- You may find that a pill box, a phone alarm or a diary helps you with adherence.
- Adherence can be more challenging when travelling or when routines are changed.
- If you find adherence difficult, talk to your clinic team for support and help.
A common reason why people miss doses of their anti-HIV drugs is because they simply forget to take them. If you forget to take a dose of your medication, try to learn from the experience so you can reduce the risk of it happening again. What was happening that meant you forgot?
Practice before you start
Some people have found that taking ‘practice’ doses of sweets or multivitamins for a few weeks in the same quantities, and at the same time as you will have to take your anti-HIV medications regimen, helps them to adhere to their actual regimen when they start it. While practising, you should also stick to any food restrictions that you will need to follow.
Link your doses with a daily activity
It may be easier to form the habit of taking your HIV treatment if you combine it with another established habit, such as brushing your teeth, having dinner or going to bed.
Use a pill box
Lots of people find pill boxes useful. These have separate compartments into which you can put each dose of your medicine. Some people find it helpful to fill their pill box at the start of the week so they can keep track of what they need to take, when.
Especially if you are taking a large number of medicines at different times of the day, a pill box with compartments for the days of the week and times of the day may be useful.
Pill boxes might be available for free from your HIV clinic or you can buy them from high-street chemists. Check with your pharmacist that all your medications are suitable for storing out of their original containers. Some pills deteriorate if not kept correctly. The bottle that Truvada comes in, for instance, contains a small capsule that keeps the tablets dry.
Set a reminder on your phone
Some people find that setting an alarm on their mobile phone or watch helps them to remember to take their medication. There are also some smartphone apps available which will send you a reminder.
If you live with someone who knows about your HIV status, perhaps your partner, a family member or flatmate, you could ask them to help you remember to take your medication.
Keep a diary
You could try keeping a diary where you record taking each dose of your medicine or use a calendar and tick each day as you take your pills.
Have spare doses available
Keeping spare doses of pills in a suitable container in your bag, jacket pocket, at work or college, at a friend’s or in the glove compartment of your car can mean that you have a dose available if you forget to take your pills or are unexpectedly away from home. It’s important to make sure that medicines are stored out of the reach of children.
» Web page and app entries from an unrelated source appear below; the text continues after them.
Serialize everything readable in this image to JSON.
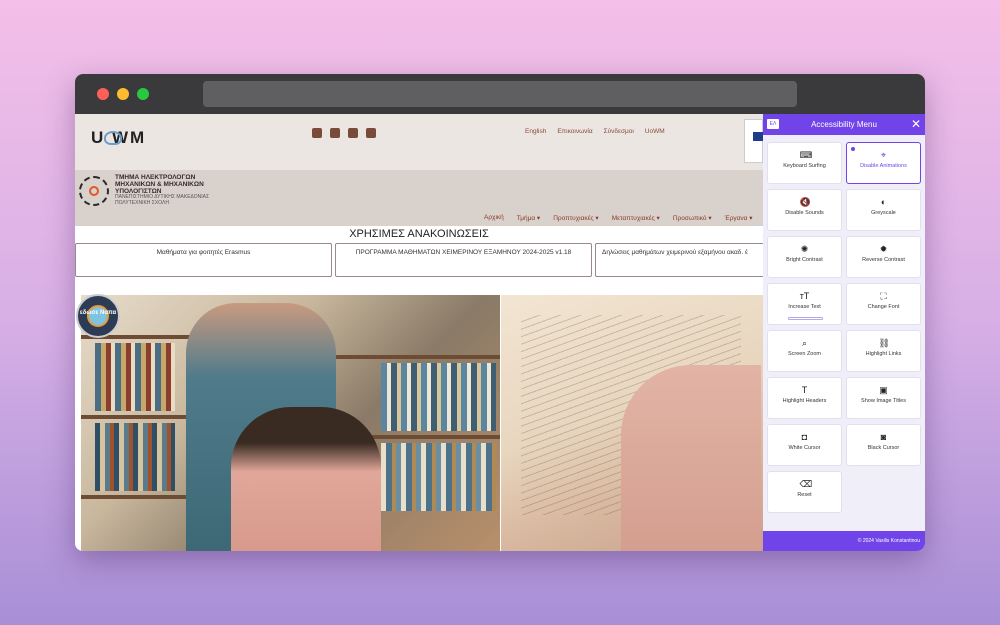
{
  "browser": {
    "url": ""
  },
  "site": {
    "logo_text": "U  WM",
    "social_icons": [
      "rss-icon",
      "facebook-icon",
      "twitter-icon",
      "youtube-icon"
    ],
    "top_links": [
      "English",
      "Επικοινωνία",
      "Σύνδεσμοι",
      "UoWM"
    ],
    "dept_name_lines": [
      "ΤΜΗΜΑ ΗΛΕΚΤΡΟΛΟΓΩΝ",
      "ΜΗΧΑΝΙΚΩΝ & ΜΗΧΑΝΙΚΩΝ",
      "ΥΠΟΛΟΓΙΣΤΩΝ"
    ],
    "dept_sub_lines": [
      "ΠΑΝΕΠΙΣΤΗΜΙΟ ΔΥΤΙΚΗΣ ΜΑΚΕΔΟΝΙΑΣ",
      "ΠΟΛΥΤΕΧΝΙΚΗ ΣΧΟΛΗ"
    ],
    "nav": [
      "Αρχική",
      "Τμήμα ▾",
      "Προπτυχιακές ▾",
      "Μεταπτυχιακές ▾",
      "Προσωπικό ▾",
      "Έργανα ▾"
    ],
    "announcements_title": "ΧΡΗΣΙΜΕΣ ΑΝΑΚΟΙΝΩΣΕΙΣ",
    "announcements": [
      "Μαθήματα για φοιτητές Erasmus",
      "ΠΡΟΓΡΑΜΜΑ ΜΑΘΗΜΑΤΩΝ ΧΕΙΜΕΡΙΝΟΥ ΕΞΑΜΗΝΟΥ 2024-2025 v1.18",
      "Δηλώσεις μαθημάτων χειμερινού εξαμήνου ακαδ. έ"
    ],
    "badge_text": "εδώσε Ναπα"
  },
  "accessibility": {
    "lang": "ΕΛ",
    "title": "Accessibility Menu",
    "close": "✕",
    "accent": "#7044e8",
    "tiles": [
      {
        "name": "keyboard-surfing",
        "label": "Keyboard Surfing",
        "icon": "⌨",
        "icon_name": "keyboard-icon",
        "active": false
      },
      {
        "name": "disable-animations",
        "label": "Disable Animations",
        "icon": "⌖",
        "icon_name": "cursor-slash-icon",
        "active": true
      },
      {
        "name": "disable-sounds",
        "label": "Disable Sounds",
        "icon": "🔇",
        "icon_name": "mute-icon",
        "active": false
      },
      {
        "name": "greyscale",
        "label": "Greyscale",
        "icon": "◐",
        "icon_name": "contrast-half-icon",
        "active": false
      },
      {
        "name": "bright-contrast",
        "label": "Bright Contrast",
        "icon": "✺",
        "icon_name": "sun-icon",
        "active": false
      },
      {
        "name": "reverse-contrast",
        "label": "Reverse Contrast",
        "icon": "✹",
        "icon_name": "sun-filled-icon",
        "active": false
      },
      {
        "name": "increase-text",
        "label": "Increase Text",
        "icon": "ᴛT",
        "icon_name": "text-size-icon",
        "active": false,
        "bar": true
      },
      {
        "name": "change-font",
        "label": "Change Font",
        "icon": "⛶",
        "icon_name": "font-frame-icon",
        "active": false
      },
      {
        "name": "screen-zoom",
        "label": "Screen Zoom",
        "icon": "⌕",
        "icon_name": "zoom-icon",
        "active": false
      },
      {
        "name": "highlight-links",
        "label": "Highlight Links",
        "icon": "⛓",
        "icon_name": "link-icon",
        "active": false
      },
      {
        "name": "highlight-headers",
        "label": "Highlight Headers",
        "icon": "T",
        "icon_name": "header-icon",
        "active": false
      },
      {
        "name": "show-image-titles",
        "label": "Show Image Titles",
        "icon": "▣",
        "icon_name": "image-icon",
        "active": false
      },
      {
        "name": "white-cursor",
        "label": "White Cursor",
        "icon": "◘",
        "icon_name": "mouse-white-icon",
        "active": false
      },
      {
        "name": "black-cursor",
        "label": "Black Cursor",
        "icon": "◙",
        "icon_name": "mouse-black-icon",
        "active": false
      },
      {
        "name": "reset",
        "label": "Reset",
        "icon": "⌫",
        "icon_name": "reset-icon",
        "active": false
      }
    ],
    "footer": "© 2024 Vasilis Konstantinou"
  }
}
Remember also that medicines can go out of date.
Plan for nights out
If you are going out for the night and think that there is a chance that you may not go home before your next medication dose, take enough medication with you to cover that period. Be aware that nightclub door staff may not be able to recognise prescription medication and you might be asked about it.
If you are planning to drink alcohol or take drugs which might affect your memory, try to plan in advance how you might overcome this. This could involve setting an alarm on your phone or telling a friend to remind you when it is time to take your medication. If you are concerned about possible interactions between your HIV medication and recreational drugs, speak to your doctor or another member of your healthcare team. They should be able to offer advice on safely minimising interactions. Do not skip doses. For more information, read Interactions between HIV treatment and recreational drugs.
Be prepared when you travel
Going away for a holiday or a work trip could impact on your adherence. A change to your routine could mean that you are away from prompts that usually help you remember to take your medication. Even if you don’t usually need phone reminders or pill boxes to help you keep track, you might find them helpful while you are away.
You might be with people who do not know about your health. Plan in advance how you might manage this. Simple things such as having a bottle of water by your bed could give you more privacy to take your medication.
Travelling to a new time zone may affect when it’s best to take your medication. You should try and ensure that you take your medication at the same intervals as you normally do. Your clinic staff can give you advise you on how to do this. There’s more information on the page Travelling with HIV medications – time zone changes.
Make sure that you take enough medication with you when you travel, as securing more supplies while overseas might be difficult or even impossible. It’s a good idea to take a few extra doses in case you are delayed and to carry your medication in your hand luggage, as this is less likely to get lost. Or you may choose to put some in your hand luggage and some in your suitcase, in case either bag is lost.
If you are travelling to another country it makes good sense to have a copy of your prescription or a letter from your doctor explaining that your medicines are for a chronic medical condition. It’s also advisable to keep your medicines in their original container with the pharmacy label attached.
Some countries impose entry restrictions on people with HIV and you may be considering stopping your treatment for the time you’re away. This is not recommended; talk to your doctor if you are thinking about doing this.
Talk to your doctor
It's a good idea to talk to your doctor if you are forgetting to take a lot of doses of your treatment, or if you are having any other problems with it. Help is available to support you in taking your medication. Or it might be possible to change your treatment so that your medicines are easier to take.
If you have questions or concerns about your treatment, your doctor or someone else in your clinic such as a nurse, health adviser or pharmacist, should be happy to talk to you about it. They may also be able to put you in touch with other people living with HIV for support, either through peer supporters based in the clinic or through peer support organisations.